◆ Task brief
Filter the data for lines with the word "type" and copy those lines.
*****
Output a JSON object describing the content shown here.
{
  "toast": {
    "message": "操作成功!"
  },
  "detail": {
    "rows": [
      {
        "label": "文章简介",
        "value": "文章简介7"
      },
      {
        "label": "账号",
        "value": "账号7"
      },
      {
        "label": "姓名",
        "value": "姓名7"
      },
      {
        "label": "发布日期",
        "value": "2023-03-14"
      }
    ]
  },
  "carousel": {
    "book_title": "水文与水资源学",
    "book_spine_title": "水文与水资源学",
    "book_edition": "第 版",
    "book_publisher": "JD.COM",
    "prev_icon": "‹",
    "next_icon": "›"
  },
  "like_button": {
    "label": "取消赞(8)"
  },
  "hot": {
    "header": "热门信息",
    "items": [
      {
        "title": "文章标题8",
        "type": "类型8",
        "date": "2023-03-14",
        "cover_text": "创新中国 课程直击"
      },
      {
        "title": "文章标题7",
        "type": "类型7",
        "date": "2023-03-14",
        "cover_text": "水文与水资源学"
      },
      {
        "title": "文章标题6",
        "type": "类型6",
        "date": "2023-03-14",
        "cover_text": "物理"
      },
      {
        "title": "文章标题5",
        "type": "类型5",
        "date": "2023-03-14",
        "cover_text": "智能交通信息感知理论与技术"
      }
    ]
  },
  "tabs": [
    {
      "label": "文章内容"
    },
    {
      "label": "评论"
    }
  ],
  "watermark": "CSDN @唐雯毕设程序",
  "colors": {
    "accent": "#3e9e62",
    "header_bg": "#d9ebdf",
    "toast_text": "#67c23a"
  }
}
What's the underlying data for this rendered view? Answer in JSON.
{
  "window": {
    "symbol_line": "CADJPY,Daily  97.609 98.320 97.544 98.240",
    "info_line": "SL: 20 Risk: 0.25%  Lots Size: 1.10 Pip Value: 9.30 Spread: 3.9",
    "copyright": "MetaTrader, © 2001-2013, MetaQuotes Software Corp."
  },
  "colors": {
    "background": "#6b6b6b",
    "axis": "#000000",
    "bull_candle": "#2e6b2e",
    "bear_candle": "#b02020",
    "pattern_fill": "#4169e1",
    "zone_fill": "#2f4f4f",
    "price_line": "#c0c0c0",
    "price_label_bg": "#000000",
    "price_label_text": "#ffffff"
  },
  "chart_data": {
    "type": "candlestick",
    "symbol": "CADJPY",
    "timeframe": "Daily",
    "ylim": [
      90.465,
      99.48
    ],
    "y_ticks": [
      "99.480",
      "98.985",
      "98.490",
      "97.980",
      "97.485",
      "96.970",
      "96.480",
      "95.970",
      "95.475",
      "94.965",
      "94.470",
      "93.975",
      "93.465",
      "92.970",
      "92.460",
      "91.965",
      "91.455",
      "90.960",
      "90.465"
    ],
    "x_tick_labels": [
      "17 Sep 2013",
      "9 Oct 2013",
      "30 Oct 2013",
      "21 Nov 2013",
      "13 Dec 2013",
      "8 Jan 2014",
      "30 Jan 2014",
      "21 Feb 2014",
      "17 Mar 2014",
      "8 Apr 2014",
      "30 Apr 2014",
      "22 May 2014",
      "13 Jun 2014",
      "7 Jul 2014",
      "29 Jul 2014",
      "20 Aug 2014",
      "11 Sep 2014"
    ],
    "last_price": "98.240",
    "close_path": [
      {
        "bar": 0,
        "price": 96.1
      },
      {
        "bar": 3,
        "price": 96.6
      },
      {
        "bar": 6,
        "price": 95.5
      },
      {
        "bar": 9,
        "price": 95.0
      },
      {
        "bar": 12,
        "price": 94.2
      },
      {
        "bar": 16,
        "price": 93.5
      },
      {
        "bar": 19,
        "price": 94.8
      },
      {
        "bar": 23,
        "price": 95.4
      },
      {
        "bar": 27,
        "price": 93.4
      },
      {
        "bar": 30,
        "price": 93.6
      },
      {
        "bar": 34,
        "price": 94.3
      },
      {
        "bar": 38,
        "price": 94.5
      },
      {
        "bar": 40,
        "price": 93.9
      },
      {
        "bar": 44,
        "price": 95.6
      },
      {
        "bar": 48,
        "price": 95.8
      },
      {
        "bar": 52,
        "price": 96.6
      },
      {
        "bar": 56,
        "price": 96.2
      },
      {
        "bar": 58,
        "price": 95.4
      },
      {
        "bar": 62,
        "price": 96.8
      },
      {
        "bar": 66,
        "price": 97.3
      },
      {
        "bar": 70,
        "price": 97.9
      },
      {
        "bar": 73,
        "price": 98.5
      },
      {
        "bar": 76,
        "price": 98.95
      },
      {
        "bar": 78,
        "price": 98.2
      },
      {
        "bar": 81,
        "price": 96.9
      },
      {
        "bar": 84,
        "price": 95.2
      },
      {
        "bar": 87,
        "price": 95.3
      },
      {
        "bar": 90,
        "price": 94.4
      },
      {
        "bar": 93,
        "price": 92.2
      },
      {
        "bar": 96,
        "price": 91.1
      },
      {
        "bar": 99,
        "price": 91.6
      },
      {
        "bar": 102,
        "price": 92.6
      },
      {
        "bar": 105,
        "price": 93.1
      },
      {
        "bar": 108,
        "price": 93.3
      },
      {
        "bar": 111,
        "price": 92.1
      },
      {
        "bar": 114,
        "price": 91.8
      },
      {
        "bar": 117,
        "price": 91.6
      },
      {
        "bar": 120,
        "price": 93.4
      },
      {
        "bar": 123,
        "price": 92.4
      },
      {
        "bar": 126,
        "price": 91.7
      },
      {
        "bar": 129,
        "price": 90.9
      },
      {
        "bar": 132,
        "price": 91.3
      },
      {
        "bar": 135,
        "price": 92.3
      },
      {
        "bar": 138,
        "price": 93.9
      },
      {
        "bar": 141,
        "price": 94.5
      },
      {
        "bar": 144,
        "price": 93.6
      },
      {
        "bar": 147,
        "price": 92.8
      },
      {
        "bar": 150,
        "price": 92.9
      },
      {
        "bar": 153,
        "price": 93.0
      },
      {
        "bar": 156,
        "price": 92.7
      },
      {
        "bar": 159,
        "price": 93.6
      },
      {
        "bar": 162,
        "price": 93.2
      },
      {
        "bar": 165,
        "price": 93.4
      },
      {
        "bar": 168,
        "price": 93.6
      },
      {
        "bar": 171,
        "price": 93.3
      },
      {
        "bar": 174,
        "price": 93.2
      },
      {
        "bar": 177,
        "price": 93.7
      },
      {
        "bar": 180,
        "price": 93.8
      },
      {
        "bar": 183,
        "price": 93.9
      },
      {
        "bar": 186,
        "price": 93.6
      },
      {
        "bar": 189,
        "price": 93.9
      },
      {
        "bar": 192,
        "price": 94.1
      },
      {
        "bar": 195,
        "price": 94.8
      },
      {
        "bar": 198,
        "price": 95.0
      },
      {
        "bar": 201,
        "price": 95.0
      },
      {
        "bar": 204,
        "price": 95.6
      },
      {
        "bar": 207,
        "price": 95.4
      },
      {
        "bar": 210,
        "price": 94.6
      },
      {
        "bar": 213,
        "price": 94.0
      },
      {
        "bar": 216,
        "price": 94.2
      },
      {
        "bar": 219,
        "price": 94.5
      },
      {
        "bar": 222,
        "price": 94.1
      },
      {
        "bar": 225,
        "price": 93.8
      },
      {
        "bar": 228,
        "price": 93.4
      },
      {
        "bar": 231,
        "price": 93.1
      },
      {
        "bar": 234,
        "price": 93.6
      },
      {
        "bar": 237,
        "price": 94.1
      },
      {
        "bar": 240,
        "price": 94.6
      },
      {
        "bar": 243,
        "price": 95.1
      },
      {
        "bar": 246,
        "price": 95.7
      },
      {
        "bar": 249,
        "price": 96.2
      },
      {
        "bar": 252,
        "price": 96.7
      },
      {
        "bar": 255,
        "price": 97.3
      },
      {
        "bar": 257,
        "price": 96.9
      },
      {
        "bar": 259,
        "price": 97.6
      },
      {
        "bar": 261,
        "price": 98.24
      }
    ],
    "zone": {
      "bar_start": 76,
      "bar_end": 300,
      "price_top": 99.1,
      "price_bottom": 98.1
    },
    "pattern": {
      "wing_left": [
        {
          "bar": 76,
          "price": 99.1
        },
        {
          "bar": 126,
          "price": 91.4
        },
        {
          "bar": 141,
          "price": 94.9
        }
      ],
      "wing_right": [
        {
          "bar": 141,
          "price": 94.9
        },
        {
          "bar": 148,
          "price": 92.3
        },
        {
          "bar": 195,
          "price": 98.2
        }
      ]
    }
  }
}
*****
◆ Response
        "type": "类型8",
        "type": "类型7",
        "type": "类型6",
        "type": "类型5",
    "type": "candlestick",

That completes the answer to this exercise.